Saturday, November 1, 2014


We used the word "hubris" the other day (actually, in the post immediately preceding this one). That was unwitting (as opposed to half-witting...) prescience on our part, for we could not know at the time that another egregious example of overweening arrogance would crop up so soon after the conclusion of the World Series.

And it's not exactly a surprise that it involves Theo Epstein. Theo, of course, is the Most Overrated Baseball Executive In Baseball History, having been far less responsible for the Greatest Cultural Awakening to occur during the Shrub administration (the "advent" of the Red Sox") than virtually anyone believes.

Theo has a theatrical legacy in his family, so he (along with many other master manipulators) has some heightened skill with fake symbolism, flim-flam, and what's semi-affectionately known in the parallel world of the Beltway Bandits (and don't think baseball insiderism isn't all about that same sh*t...) as "weasel words." (And let's stop for a moment to thank our fabulous sponsor, Fright Quotes R Us, currently in negotiations for a merger with "the whole enchilada" of urban dictionary web sites in order to deliver irreverence directly to your email address for a very nice price...)

Now, "weasel words" and "hubris" are not completely synonymous...though they often keep the same company. The former is usually an outgrowth of the latter, though Theo was probably incredibly precocious when it came to this and was already highly accomplished in the practice prior to secondary school.

So it should not raise any eyebrows that he is currently trying to weasel his way out of the type of grasping behavior that overly-entitled insiders with an overly-practiced, baked-in look of searing intensity employ in order to create the requisite amount of psychological distance from the all-too-willing-to-be-callow media.
Rick (Rich) Renteria wasn't much of a hitter in
his baseball career, but no one could blame him
if he was tempted to take the bat to the noggins
of Theo Epstein and Jed Hoyer

It's the type of behavior that believes inherently (in a manner parallel with the less fortunate who are endowed with such traits, who are merely sociopaths...) that they should be able to get away with anything and everything they want.

Hence the exceptional shadiness involving Joe Maddon, a late-blooming egotist in search of a legacy, and Rick (Rich) Renteria, a garden-variety, anonymous foot-soldier with a upside managerial profile like Terry Francona.

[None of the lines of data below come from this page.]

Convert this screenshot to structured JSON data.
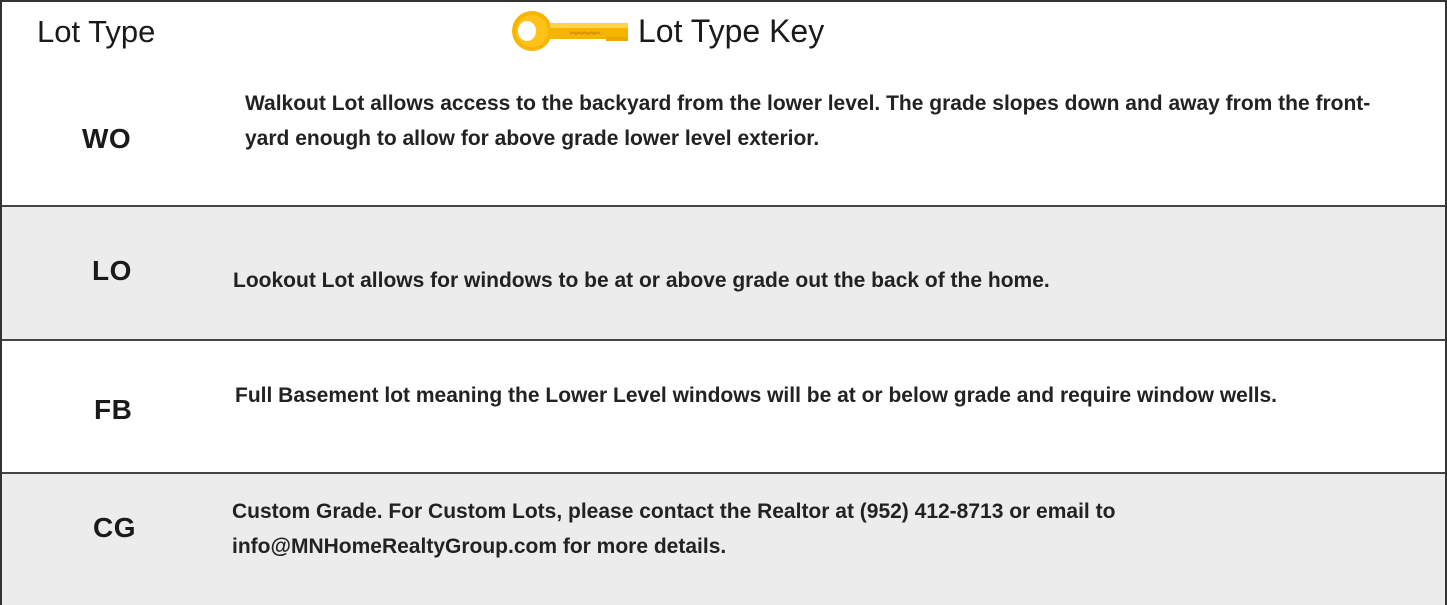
{
  "header": {
    "left_label": "Lot Type",
    "title": "Lot Type Key",
    "icon": "key-icon"
  },
  "rows": [
    {
      "code": "WO",
      "description": "Walkout Lot allows access to the backyard from the lower level. The grade slopes down and away from the front-yard enough to allow for above grade lower level exterior."
    },
    {
      "code": "LO",
      "description": "Lookout Lot allows for windows to be at or above grade out the back of the home."
    },
    {
      "code": "FB",
      "description": "Full Basement lot meaning the Lower Level windows will be at or below grade and require window wells."
    },
    {
      "code": "CG",
      "description": "Custom Grade. For Custom Lots, please contact the Realtor at (952) 412-8713 or email to info@MNHomeRealtyGroup.com for more details."
    }
  ],
  "colors": {
    "key_gold": "#f5b800",
    "row_gray": "#ececec",
    "border": "#333333"
  }
}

The former has an outsized reputation--though not as outsized as Theo, who always looks as though he was just broken out of his own plaster-saint replica (there's rumored to be just such an artifact in the Cubs' executive washroom...). The latter is just some guy to stand there and get pissed on when the time and occasion call for it, no matter if he might have demonstrated a good bit more affinity for the job than anyone initially suspected.

Theo's "weasel words," of course, as he brazenly attempts to deflect attention from what at the least is breach of faith (and the worst? Don't stop short of the "T" word...), are front and center in his disingenuous obloquy.

We'll take this "Uncle Joe" over
the other one (left): less ego, more
comic timing...
What we suspect is that the outgoing, puddle-headed pooh-bah (aka Budzilla) will soon be knee-deep in what should be called "the Rick Renteria Affair" but will instead have the sh*t (for once...) flow upstream to "Uncle Joe," who might decide that he should have been "movin' kinda slow"--or at least, slower--when it came to giving the middle finger to the Rays.

So, to wind down the wind machine (you may cheer as you see fit...), we won't be surprised to discover that there will have to be some compensation made to the Rays once all the slime boils over. We think that shortstop prospect Addison Russell is just about the right cost for Theo and Jed (and Granny and Jethro, too).

Anything less, in fact, would be--a scandal? In baseball, where insider sh*t is more sanctioned than in the Washington world of lobbyists?? No, just another example of "rugged individualist" hubris trumping ethics--again.

Of course, what would also be a kick in the head would be if the Rays turned around, hired Rick Renteria--and won the World Series in 2015.